Petsmart Lawsuit Alleges Transplant Patient's Death Caused by Sick HamsterApr 11, 2008 | Parker Waichman LLP
In court papers, Magee charged that in March 2005, a Warwick, Rhode Island Petsmart sold a hamster infected with lymphocytic choriomeningitis virus, or LCMV, to a woman not named in the suit. The unnamed woman later died of a stroke and her liver was transplanted into Thomas Magee in April 2005. One month following transplantation, Thomas Magee died of LCMV. The suit states two other people who received transplants with organs from the unnamed woman died and a third became seriously ill. The suit also notes that medical authorities confirmed the hamster in question to be infected with LCMV.
LCM, is a rodent-borne viral infectious disease found in the saliva, urine, and feces of infected mice who carry and shed LCMV for the duration of their lives without showing any sign of illness. While hamsters, are not the natural carriers of the disease, they can become infected from wild mice at the breeder, pet store, or home environment. While humans are more likely to contract LCMV from house mice, infections from pet rodents have been reported. Person-to-person transmission is rare outside of transmission from an infected mother to fetus; however, recent investigations confirm organ transplantation as a means of transmission.
LCMV Can Be Fatal For Those Whose Immune System Has Been Compromised.
LCMV normally has little effect on healthy people but can be fatal for those whose immune system has been compromised, such as organ transplant recipients. For those, symptoms appear one-to-two weeks following exposure with the first phase lasting a week and consisting of fever, malaise, lack of appetite, muscle aches, headache, nausea, and vomiting. Other symptoms that appear less frequently include sore throat, cough, joint pain, chest pain, testicular pain, and parotid (salivary gland) pain. After a few days of recovery, the second phase occurs which consists of meningitis symptoms—fever, headache, and a stiff neck—or encephalitis symptoms—drowsiness, confusion, sensory disturbances, and/or motor abnormalities, such as paralysis. LCMV can cause acute hydrocephalus, which is increased fluid on the brain and usually requires surgical shunting. In rare instances, infection results in myelitis—spinal cord inflammation—with muscle weakness, paralysis, or changes in body sensation. There has been some link

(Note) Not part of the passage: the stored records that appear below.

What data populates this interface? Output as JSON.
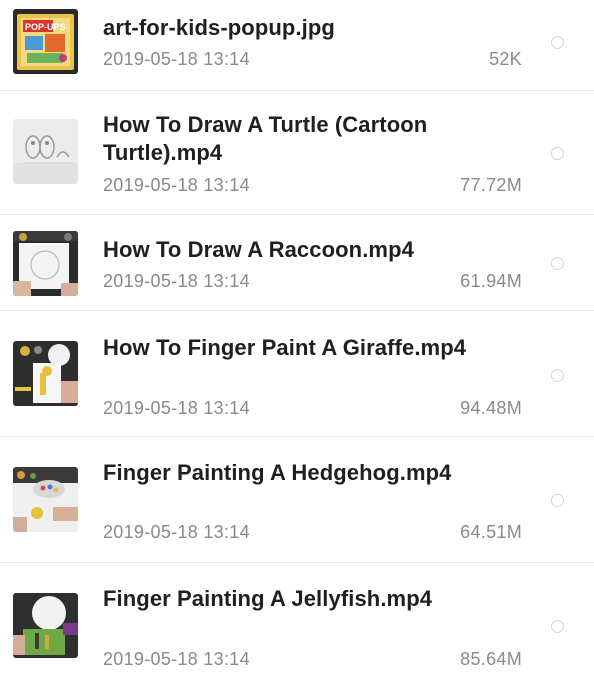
{
  "files": [
    {
      "name": "art-for-kids-popup.jpg",
      "date": "2019-05-18 13:14",
      "size": "52K",
      "thumb": "popup-book-thumbnail"
    },
    {
      "name": "How To Draw A Turtle (Cartoon Turtle).mp4",
      "date": "2019-05-18 13:14",
      "size": "77.72M",
      "thumb": "turtle-sketch-thumbnail"
    },
    {
      "name": "How To Draw A Raccoon.mp4",
      "date": "2019-05-18 13:14",
      "size": "61.94M",
      "thumb": "raccoon-drawing-thumbnail"
    },
    {
      "name": "How To Finger Paint A Giraffe.mp4",
      "date": "2019-05-18 13:14",
      "size": "94.48M",
      "thumb": "giraffe-painting-thumbnail"
    },
    {
      "name": "Finger Painting A Hedgehog.mp4",
      "date": "2019-05-18 13:14",
      "size": "64.51M",
      "thumb": "hedgehog-painting-thumbnail"
    },
    {
      "name": "Finger Painting A Jellyfish.mp4",
      "date": "2019-05-18 13:14",
      "size": "85.64M",
      "thumb": "jellyfish-painting-thumbnail"
    }
  ],
  "colors": {
    "name_text": "#1f1f1f",
    "meta_text": "#8a8a8a",
    "divider": "#e9e9e9",
    "radio_border": "#d4d4d4"
  }
}
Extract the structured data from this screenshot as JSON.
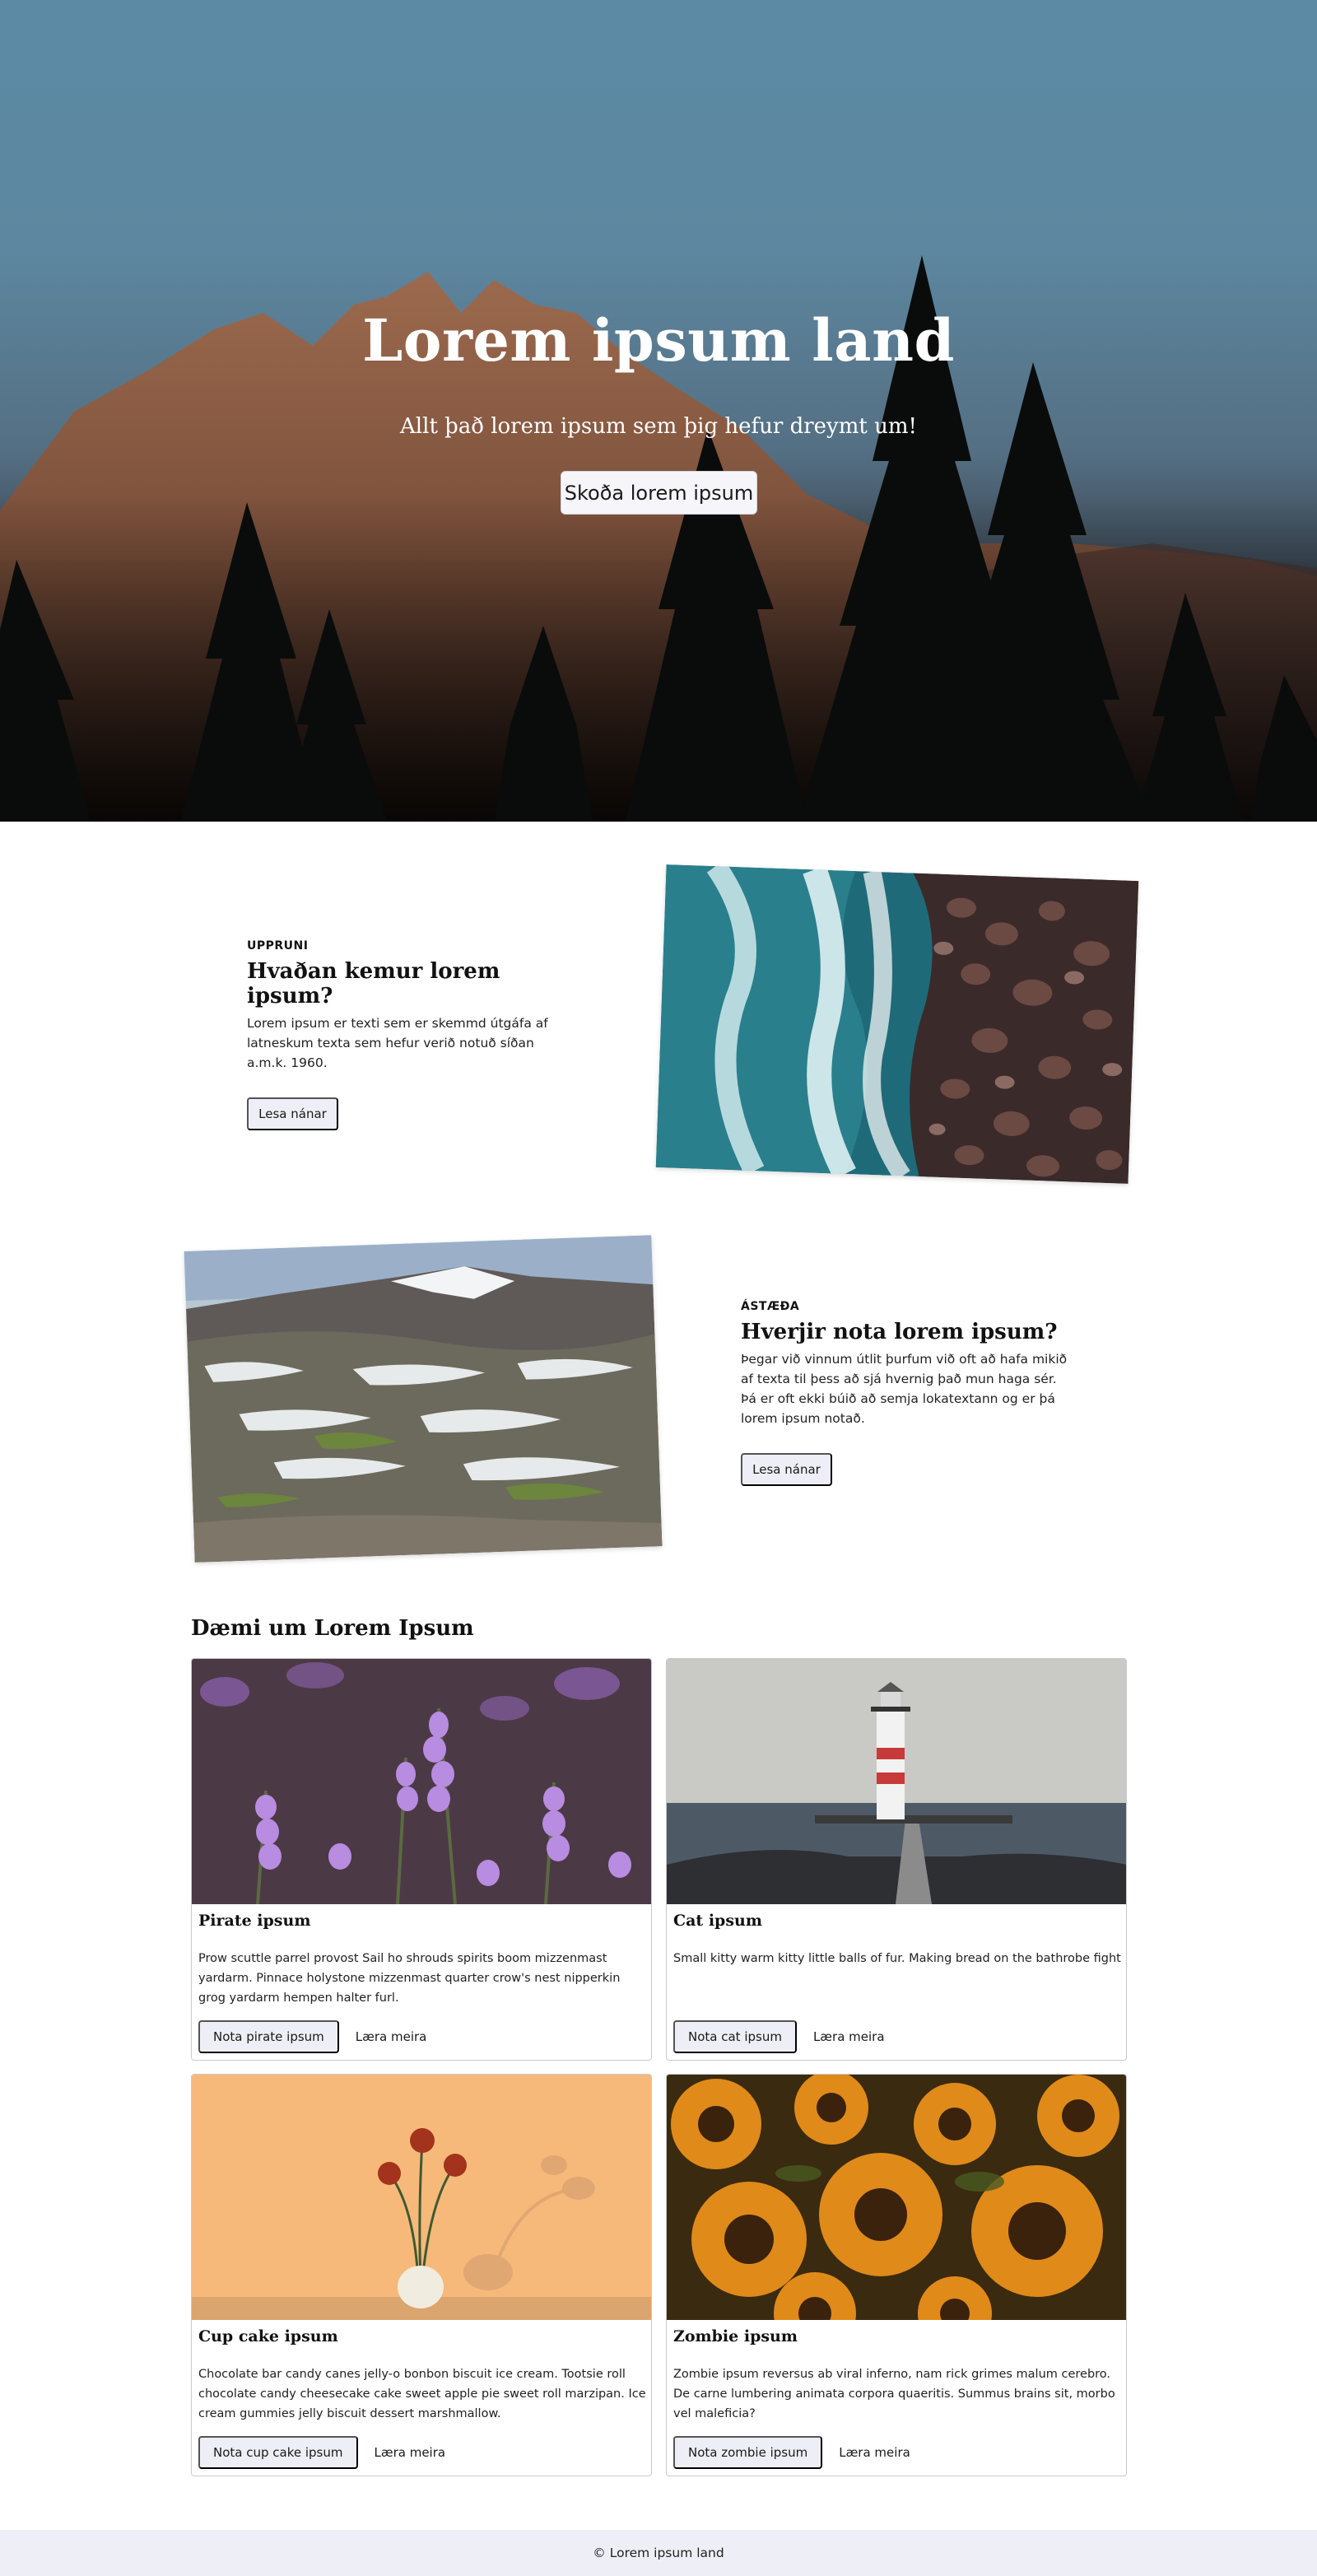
{
  "hero": {
    "title": "Lorem ipsum land",
    "subtitle": "Allt það lorem ipsum sem þig hefur dreymt um!",
    "button_label": "Skoða lorem ipsum"
  },
  "features": [
    {
      "eyebrow": "UPPRUNI",
      "title": "Hvaðan kemur lorem ipsum?",
      "body": "Lorem ipsum er texti sem er skemmd útgáfa af latneskum texta sem hefur verið notuð síðan a.m.k. 1960.",
      "button_label": "Lesa nánar",
      "image": "ocean-waves-rocky-shore-aerial-photo"
    },
    {
      "eyebrow": "ÁSTÆÐA",
      "title": "Hverjir nota lorem ipsum?",
      "body": "Þegar við vinnum útlit þurfum við oft að hafa mikið af texta til þess að sjá hvernig það mun haga sér. Þá er oft ekki búið að semja lokatextann og er þá lorem ipsum notað.",
      "button_label": "Lesa nánar",
      "image": "snowy-mountain-landscape-photo"
    }
  ],
  "examples": {
    "title": "Dæmi um Lorem Ipsum",
    "cards": [
      {
        "title": "Pirate ipsum",
        "body": "Prow scuttle parrel provost Sail ho shrouds spirits boom mizzenmast yardarm. Pinnace holystone mizzenmast quarter crow's nest nipperkin grog yardarm hempen halter furl.",
        "primary_label": "Nota pirate ipsum",
        "link_label": "Læra meira",
        "image": "purple-lavender-flowers-photo"
      },
      {
        "title": "Cat ipsum",
        "body": "Small kitty warm kitty little balls of fur. Making bread on the bathrobe fight",
        "primary_label": "Nota cat ipsum",
        "link_label": "Læra meira",
        "image": "lighthouse-pier-photo"
      },
      {
        "title": "Cup cake ipsum",
        "body": "Chocolate bar candy canes jelly-o bonbon biscuit ice cream. Tootsie roll chocolate candy cheesecake cake sweet apple pie sweet roll marzipan. Ice cream gummies jelly biscuit dessert marshmallow.",
        "primary_label": "Nota cup cake ipsum",
        "link_label": "Læra meira",
        "image": "flower-vase-orange-wall-photo"
      },
      {
        "title": "Zombie ipsum",
        "body": "Zombie ipsum reversus ab viral inferno, nam rick grimes malum cerebro. De carne lumbering animata corpora quaeritis. Summus brains sit, morbo vel maleficia?",
        "primary_label": "Nota zombie ipsum",
        "link_label": "Læra meira",
        "image": "sunflower-field-photo"
      }
    ]
  },
  "footer": {
    "text": "© Lorem ipsum land"
  },
  "colors": {
    "hero_sky": "#5c8aa4",
    "button_soft_bg": "#eeeef6",
    "footer_bg": "#eeeef6"
  }
}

between the virus and myocarditis—heart muscle inflammation.
Recently, a 15-year-old boy’s parents donated their son’s organs following his death from bacterial meningitis. His organs were deemed healthy for transplantation, but instead of having died from bacterial meningitis, the family learned the boy died of a rare lymphoma, a diagnosis in which his organs would not have been transplanted. Two patients who received the boy’s organs died of the same rare lymphoma and two other’s are undergoing chemotherapy. In those cases when lymphoma-diseased organs have been transmitted, the results have been devastating.